Michael Radford’s Nineteen Eighty-Four (1984) is a brilliant adaptation of George Orwell’s novel. The film follows Winston Smith (John Hurt) as he struggles to find truth and meaning in the oppressive regime put forth by The Party and its leading figurehead: Big Brother. The Party is a totalitarian government which rules the people through consistent manipulation, withheld, distorted or falsified information and fear. Winston Smith himself works for The Party, as one of the people in charge of changing, editing, and rearranging the truth which was to be delivered to the public in accordance with Big Brother’s wishes. In doing so, The Party changes the population’s relation to truth itself: they come to understand reality as a shifting element and their own perceptions as untrustworthy. As such, the population becomes reliant on Big Brother to perceive the universe for itself, to become the eyes upon which their iconography relies. The added threat of war is an additional pressure which ensures that fear and mistrust are directed elsewhere: towards the clear, obvious, and immediate threat of the Other, as opposed to the inner realms of the community. This mental manipulation is of course made additionally obvious by the presence of the Thought Police, an organisation whose sole purpose is to catch so-called “thought-criminals”; individuals who have, in thought, betrayed The Party. Such is where the anarchist overtones of both the novel and the film shine through.
Anarchy is a far more nuanced political philosophy than its modern iterations may suggest: simply, it proposes that hierarchal power-structures are inherently poisonous and corrupt and that a population can only be free when rid of such systems. It does not suggest that there shouldn’t exist alternative organizational systems which could ensure the cohesive harmony of humankind. The anarchist philosophy is not necessarily a neoliberal one which seeks to remove government structures to implement complete independant, unrestrained rule of capitalism. An anarchist may for example, call for a form of true democracy, whereby all decisions are agreed upon by the entirety of the population, and hence restoring power to the masses as opposed to the elite. It is this very specific form of structured anarchism that Michael Radford’s Nineteen Eighty-Four can be considered to support.
The presumption is drawn at its very source, from the film’s approach to governmental organisations. The Party, and Big Brother are controlling and surveilling the masses for their own benefits – which is to say, in order to remain at the very summit of the societal hierarchy. However, where a different film may have called to subvert the organisation through supplanting it, Nineteen Eighty-Four presents us with a resistance, which later revealed to be under Big Brother’s thumb. One may therefore draw from the film the conclusion that all forms of government are inherently corrupted, working to present opposing ideas as a front for their ulterior motives. This is additionally supported by the fact that the only truly free people seem to be the proletarians: a group living essentially outside of society, in poverty, but following their own rules as opposed to those imposed by the government. They live in an anarchistic system, completely disenfranchised and treated like animals, but espite this, they are the only people who appear to have found happiness within their situation. They have claimed a form of truthfulness, expressed semiotically through the integration of the proletarian woman’s song and Winston’s final understanding and appreciation of it, once he has broken free of the mental chain works of The Party.

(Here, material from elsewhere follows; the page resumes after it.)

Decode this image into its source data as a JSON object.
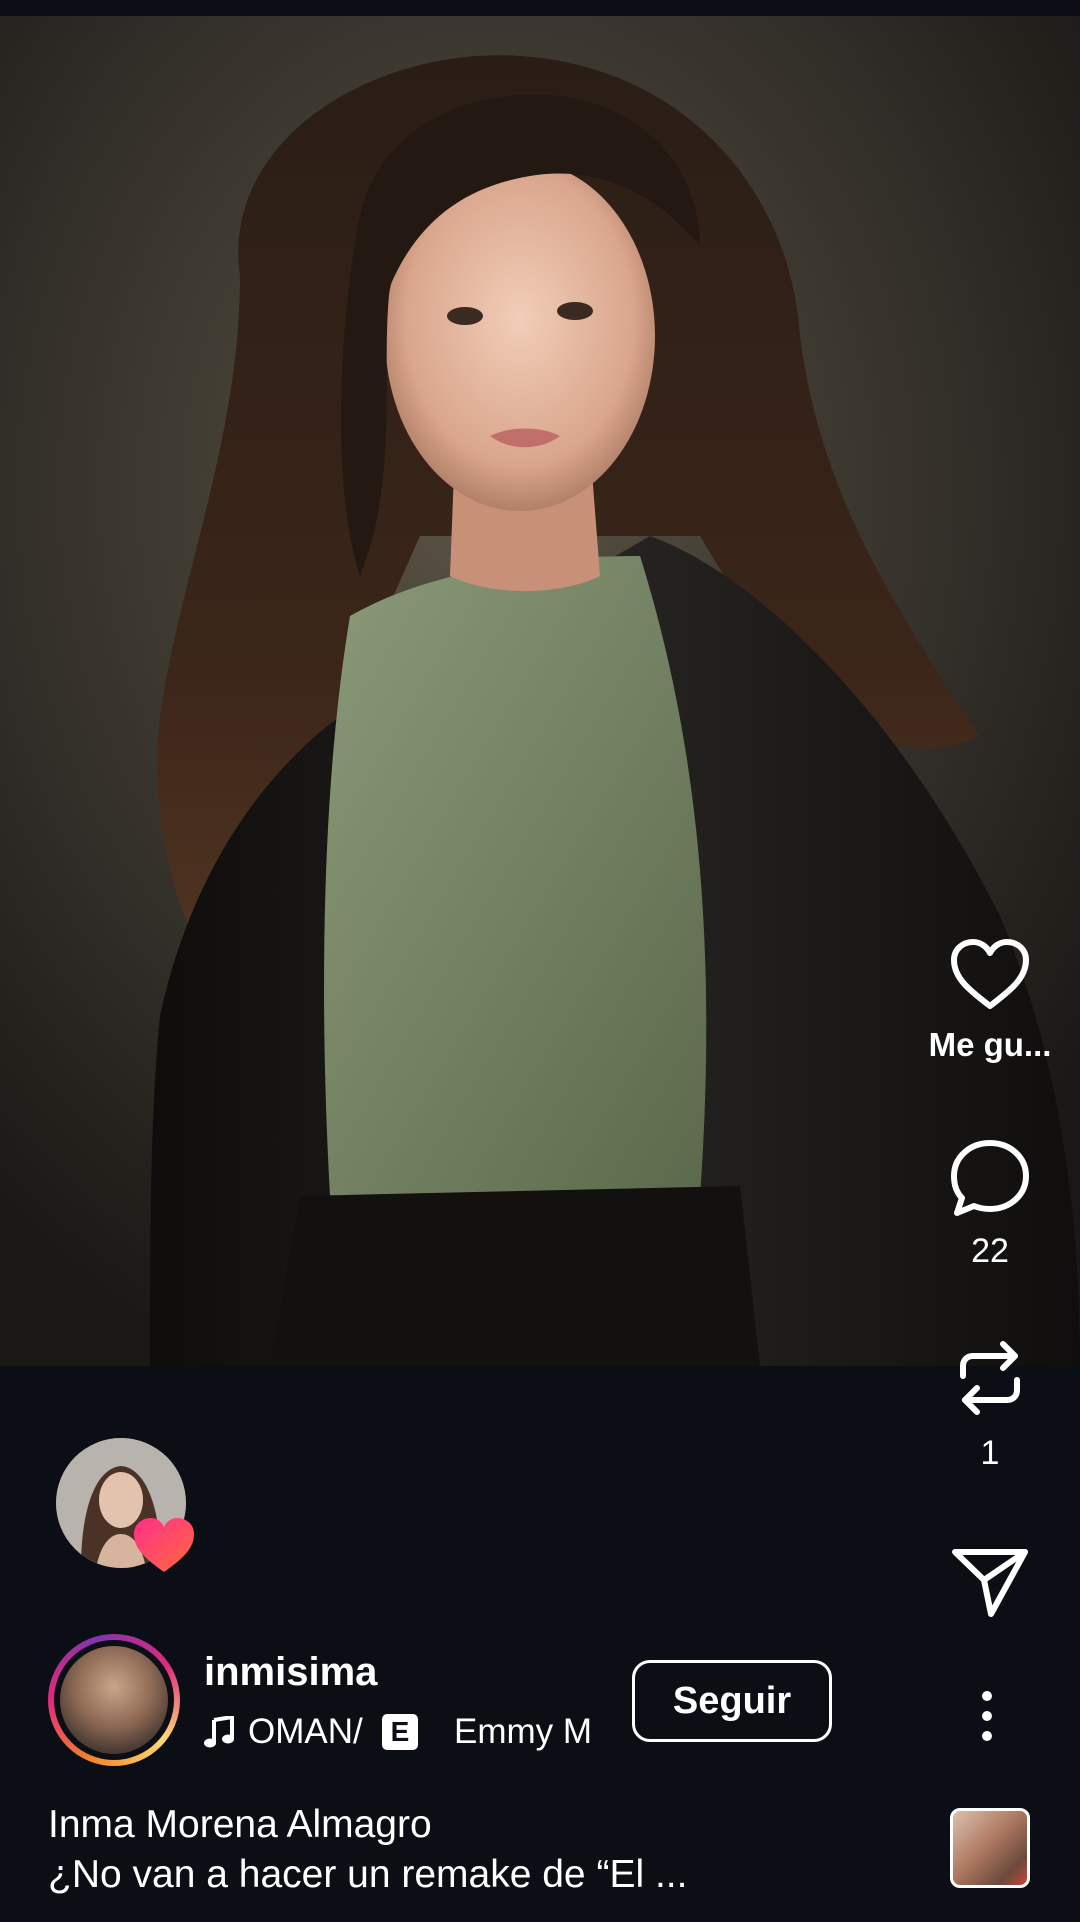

It is hence relevant to shine a light on the way in which the film portrays both the happiness of the proletarians, and the love between Winston and the mysterious Julia (Suzanna Hamilton), as acts of rebellion. This is important, due in large part to the way in which The Party uses fear (the constant threat of war) and hope (the constant reassurance that the end of the war is near) in order to keep the population in a state of docility. If a population is fearful, it is easier to convince them of the necessity of their difficult situation, but hopelessness leads to desperation, which in turn leads to rebellion. A careful balance of hope and fear are needed to maintain the idea that the individual has a need for Big Brother and the policies of The Party, and that their own thoughts and feelings are misleading. By loving outside of the system, and finding happiness within oneself, individuals gain assurance of the truth and of their own independence. If the individual is only truly free when he is at peace with himself and trusting of the truth of his interpretation and critical thinking, then any major controlling force (such as the government) becomes, in and of itself, anti-human.
Love is anarchy. Unless it isn’t.
You should probably make up your own mind.